__PROBLEM STATEMENT__.
Working through the lines below, return each one that holds "Internal".

__THE INPUT__.
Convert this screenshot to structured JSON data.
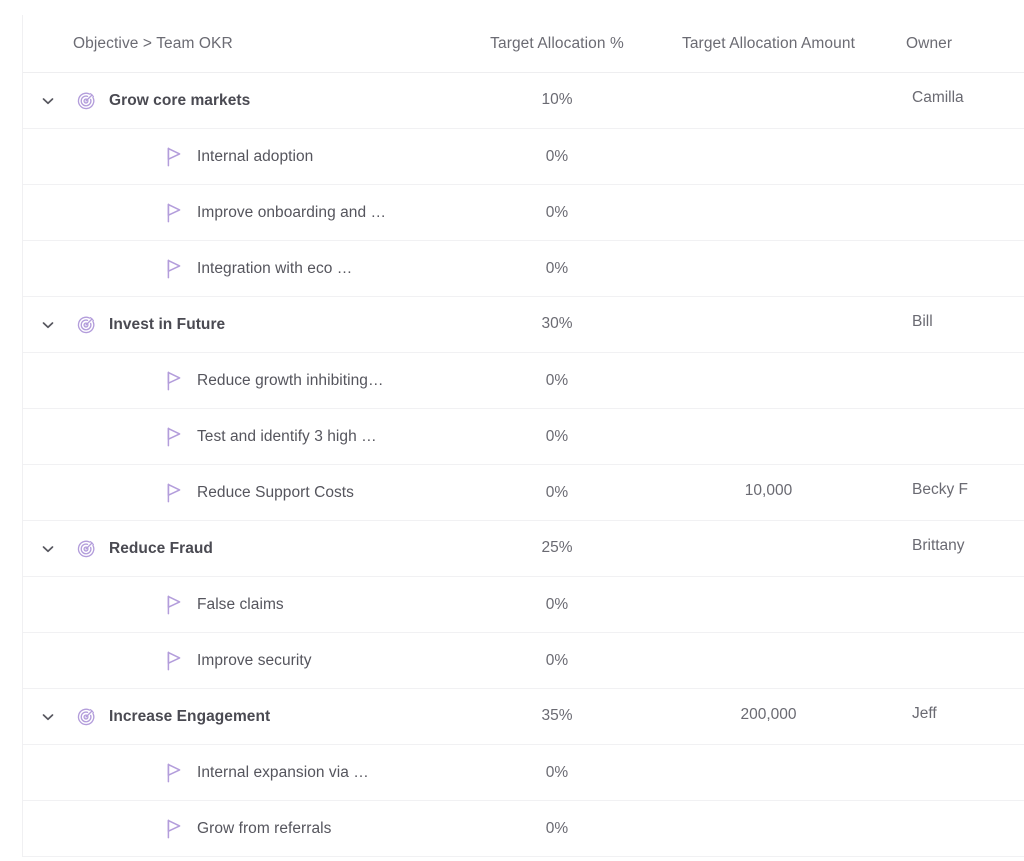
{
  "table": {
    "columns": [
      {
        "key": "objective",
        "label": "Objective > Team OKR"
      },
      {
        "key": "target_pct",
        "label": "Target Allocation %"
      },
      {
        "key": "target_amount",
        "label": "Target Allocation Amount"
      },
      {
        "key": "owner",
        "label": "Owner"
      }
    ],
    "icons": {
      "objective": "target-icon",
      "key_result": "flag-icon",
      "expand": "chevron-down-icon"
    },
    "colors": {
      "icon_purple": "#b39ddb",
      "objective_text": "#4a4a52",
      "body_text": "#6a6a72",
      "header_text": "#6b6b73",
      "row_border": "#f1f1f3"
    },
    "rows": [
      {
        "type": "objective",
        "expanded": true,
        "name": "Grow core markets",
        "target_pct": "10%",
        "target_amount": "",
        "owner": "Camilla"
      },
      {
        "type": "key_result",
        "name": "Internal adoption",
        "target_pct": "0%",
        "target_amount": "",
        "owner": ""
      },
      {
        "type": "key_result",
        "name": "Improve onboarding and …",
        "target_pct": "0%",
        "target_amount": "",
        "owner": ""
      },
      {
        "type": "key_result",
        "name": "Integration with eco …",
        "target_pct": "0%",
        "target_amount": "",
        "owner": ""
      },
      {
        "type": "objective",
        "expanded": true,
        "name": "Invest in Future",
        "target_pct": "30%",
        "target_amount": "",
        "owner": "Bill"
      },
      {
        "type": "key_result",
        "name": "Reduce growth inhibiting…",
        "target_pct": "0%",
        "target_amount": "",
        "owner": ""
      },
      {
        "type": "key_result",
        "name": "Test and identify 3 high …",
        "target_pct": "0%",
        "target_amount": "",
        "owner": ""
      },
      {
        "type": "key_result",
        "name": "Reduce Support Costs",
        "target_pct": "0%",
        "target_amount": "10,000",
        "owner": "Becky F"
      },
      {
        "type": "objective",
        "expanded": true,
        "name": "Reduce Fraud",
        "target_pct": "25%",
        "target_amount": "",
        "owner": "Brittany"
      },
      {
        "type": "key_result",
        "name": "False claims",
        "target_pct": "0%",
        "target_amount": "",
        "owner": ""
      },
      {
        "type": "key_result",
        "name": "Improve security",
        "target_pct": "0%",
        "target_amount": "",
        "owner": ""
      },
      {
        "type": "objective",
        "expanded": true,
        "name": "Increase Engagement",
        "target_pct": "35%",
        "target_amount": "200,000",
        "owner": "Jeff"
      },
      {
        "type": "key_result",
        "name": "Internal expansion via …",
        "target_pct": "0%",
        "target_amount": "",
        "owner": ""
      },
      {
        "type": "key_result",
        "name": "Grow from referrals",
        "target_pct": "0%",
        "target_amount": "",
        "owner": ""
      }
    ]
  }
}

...

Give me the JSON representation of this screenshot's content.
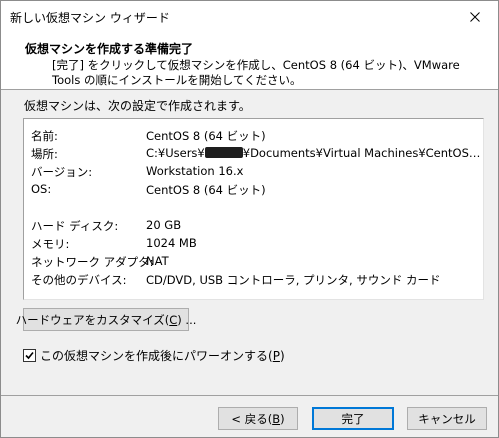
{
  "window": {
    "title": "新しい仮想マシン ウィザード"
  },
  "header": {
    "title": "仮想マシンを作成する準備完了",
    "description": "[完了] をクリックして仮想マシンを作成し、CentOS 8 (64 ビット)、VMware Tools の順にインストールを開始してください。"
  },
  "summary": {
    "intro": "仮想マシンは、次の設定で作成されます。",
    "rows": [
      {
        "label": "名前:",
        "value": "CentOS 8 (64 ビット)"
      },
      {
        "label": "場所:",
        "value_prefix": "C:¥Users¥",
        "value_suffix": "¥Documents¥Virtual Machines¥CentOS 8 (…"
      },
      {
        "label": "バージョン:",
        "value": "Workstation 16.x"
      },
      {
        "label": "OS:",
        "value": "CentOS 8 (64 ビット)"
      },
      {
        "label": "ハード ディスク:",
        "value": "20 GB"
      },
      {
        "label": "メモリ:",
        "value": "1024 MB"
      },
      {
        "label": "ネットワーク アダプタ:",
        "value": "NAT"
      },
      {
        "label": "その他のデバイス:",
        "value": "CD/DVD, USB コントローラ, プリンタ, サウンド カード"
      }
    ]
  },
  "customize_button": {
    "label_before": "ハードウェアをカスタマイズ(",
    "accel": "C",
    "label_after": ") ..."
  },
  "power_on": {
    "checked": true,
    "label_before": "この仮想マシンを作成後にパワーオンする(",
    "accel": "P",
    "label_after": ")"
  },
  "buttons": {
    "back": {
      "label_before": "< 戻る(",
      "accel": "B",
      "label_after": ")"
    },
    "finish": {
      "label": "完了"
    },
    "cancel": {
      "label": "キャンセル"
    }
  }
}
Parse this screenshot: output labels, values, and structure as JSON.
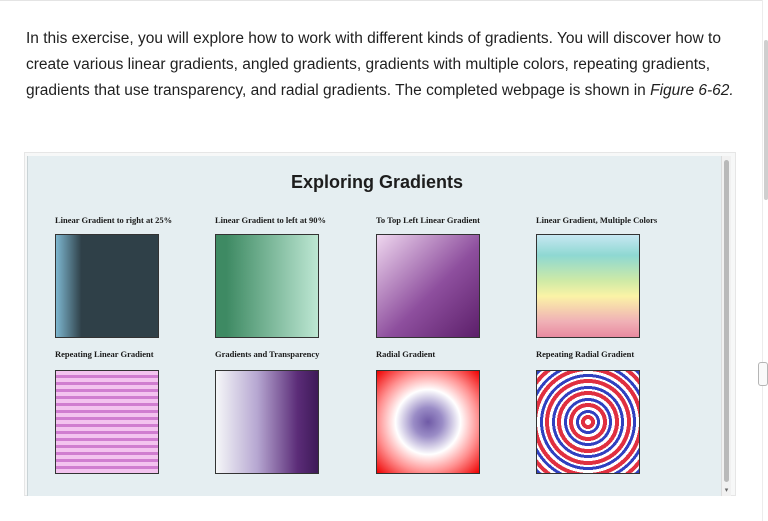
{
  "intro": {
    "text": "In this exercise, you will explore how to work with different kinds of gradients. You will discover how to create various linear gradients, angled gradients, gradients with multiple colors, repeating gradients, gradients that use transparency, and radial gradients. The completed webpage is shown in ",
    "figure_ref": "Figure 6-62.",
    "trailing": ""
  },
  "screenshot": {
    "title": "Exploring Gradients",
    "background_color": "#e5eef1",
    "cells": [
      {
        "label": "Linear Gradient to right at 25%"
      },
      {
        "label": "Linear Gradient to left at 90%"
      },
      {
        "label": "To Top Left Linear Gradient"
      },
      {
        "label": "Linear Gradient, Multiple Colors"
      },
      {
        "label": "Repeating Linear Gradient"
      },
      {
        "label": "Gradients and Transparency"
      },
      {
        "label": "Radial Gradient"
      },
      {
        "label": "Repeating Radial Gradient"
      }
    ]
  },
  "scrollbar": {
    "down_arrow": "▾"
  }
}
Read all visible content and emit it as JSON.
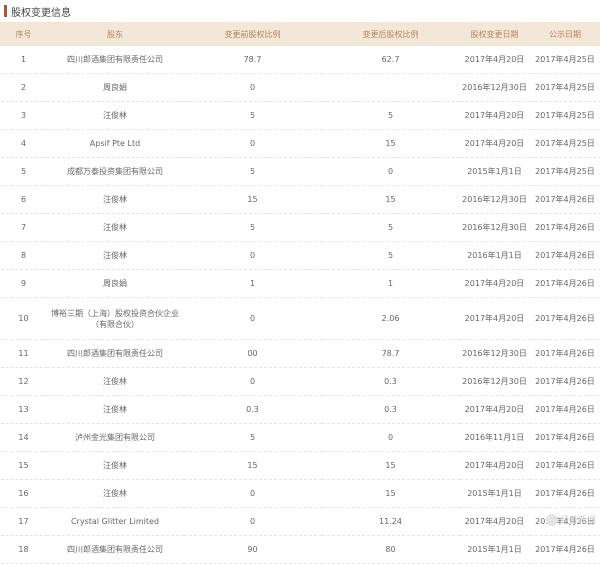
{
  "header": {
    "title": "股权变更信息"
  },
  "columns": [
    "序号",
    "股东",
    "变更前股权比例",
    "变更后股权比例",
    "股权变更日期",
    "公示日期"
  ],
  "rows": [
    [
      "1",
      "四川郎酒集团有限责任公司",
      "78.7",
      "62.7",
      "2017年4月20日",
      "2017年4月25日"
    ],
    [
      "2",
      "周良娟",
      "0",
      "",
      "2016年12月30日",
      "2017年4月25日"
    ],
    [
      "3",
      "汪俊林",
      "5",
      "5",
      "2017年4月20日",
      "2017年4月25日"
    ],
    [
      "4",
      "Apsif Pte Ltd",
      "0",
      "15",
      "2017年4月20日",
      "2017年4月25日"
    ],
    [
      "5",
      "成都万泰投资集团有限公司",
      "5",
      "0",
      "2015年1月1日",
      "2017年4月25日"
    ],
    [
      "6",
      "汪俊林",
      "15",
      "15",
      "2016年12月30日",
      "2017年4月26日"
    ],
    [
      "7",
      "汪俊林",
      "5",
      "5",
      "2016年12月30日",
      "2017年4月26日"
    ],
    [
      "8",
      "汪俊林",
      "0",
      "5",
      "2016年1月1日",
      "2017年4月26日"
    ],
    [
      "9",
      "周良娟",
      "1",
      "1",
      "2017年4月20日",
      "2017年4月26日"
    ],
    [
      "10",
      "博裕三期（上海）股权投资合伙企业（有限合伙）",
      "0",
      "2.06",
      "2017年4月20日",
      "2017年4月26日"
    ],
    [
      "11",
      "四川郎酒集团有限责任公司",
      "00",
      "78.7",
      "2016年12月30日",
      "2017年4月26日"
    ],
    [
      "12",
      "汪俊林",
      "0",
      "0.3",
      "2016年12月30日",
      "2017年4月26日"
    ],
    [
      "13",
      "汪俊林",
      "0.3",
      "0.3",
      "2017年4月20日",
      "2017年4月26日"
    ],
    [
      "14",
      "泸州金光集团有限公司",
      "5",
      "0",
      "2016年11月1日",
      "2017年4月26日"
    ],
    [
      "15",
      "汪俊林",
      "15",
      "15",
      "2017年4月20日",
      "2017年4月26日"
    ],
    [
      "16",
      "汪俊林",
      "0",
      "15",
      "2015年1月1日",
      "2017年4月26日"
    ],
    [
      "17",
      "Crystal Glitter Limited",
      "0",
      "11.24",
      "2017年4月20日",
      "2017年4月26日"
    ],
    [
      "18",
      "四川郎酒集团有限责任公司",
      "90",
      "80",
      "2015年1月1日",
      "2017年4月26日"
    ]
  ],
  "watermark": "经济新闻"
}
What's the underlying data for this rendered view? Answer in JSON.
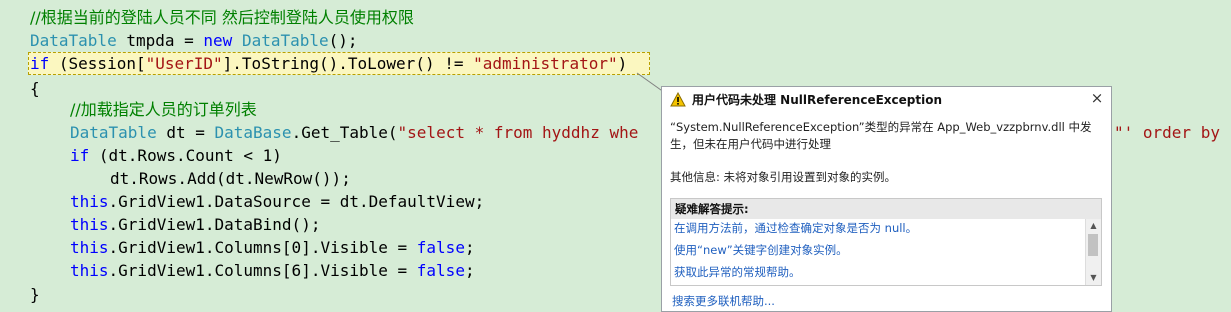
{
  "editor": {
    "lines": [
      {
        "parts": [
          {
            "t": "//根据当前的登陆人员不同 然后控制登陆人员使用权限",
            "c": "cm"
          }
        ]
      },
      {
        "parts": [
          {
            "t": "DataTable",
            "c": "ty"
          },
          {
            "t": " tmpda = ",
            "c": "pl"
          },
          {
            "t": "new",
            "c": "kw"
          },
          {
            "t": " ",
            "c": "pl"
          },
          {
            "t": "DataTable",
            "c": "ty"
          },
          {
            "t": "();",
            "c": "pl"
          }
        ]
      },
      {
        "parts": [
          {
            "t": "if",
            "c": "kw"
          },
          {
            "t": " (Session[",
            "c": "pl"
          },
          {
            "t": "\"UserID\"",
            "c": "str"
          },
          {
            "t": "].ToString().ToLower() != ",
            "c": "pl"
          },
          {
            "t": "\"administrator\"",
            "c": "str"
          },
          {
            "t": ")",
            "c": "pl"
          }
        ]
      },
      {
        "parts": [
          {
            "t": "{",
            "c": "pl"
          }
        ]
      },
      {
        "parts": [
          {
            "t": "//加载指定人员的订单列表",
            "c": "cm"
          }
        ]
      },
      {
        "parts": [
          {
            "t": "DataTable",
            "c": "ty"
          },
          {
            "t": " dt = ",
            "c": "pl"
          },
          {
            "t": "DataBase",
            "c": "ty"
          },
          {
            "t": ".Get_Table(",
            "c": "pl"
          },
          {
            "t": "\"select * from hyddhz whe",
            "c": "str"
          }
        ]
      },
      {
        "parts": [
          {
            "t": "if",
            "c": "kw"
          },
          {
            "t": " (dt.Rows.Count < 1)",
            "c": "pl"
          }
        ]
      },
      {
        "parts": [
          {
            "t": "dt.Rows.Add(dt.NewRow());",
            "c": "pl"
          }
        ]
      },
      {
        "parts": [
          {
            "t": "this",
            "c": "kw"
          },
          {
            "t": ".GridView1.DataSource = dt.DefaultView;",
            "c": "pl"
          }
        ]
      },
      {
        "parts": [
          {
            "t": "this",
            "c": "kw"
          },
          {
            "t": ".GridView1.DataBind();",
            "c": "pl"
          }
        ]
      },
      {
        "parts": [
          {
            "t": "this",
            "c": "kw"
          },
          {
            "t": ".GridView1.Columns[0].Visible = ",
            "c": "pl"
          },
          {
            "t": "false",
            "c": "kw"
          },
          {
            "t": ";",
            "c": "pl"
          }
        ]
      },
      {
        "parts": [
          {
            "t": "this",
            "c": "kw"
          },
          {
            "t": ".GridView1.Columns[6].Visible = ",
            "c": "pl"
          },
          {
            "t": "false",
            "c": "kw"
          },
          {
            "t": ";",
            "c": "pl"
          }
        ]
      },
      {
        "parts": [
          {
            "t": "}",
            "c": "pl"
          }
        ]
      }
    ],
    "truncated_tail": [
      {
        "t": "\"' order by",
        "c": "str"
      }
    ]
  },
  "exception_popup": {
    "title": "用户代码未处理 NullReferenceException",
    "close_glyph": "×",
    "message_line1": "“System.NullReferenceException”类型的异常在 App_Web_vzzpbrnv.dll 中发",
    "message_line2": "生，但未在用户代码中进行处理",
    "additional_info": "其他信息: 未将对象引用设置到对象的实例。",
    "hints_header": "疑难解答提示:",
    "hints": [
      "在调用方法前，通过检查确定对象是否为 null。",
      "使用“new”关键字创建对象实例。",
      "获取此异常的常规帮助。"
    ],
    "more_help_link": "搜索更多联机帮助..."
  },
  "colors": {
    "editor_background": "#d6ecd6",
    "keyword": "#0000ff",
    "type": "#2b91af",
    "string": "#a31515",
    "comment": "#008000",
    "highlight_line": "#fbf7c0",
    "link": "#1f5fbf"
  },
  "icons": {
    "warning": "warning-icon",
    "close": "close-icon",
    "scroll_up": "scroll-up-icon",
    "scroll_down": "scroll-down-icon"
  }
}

__RESPONSE TO THIS TASK__.
        "name": "Internal adoption",
        "name": "Internal expansion via …",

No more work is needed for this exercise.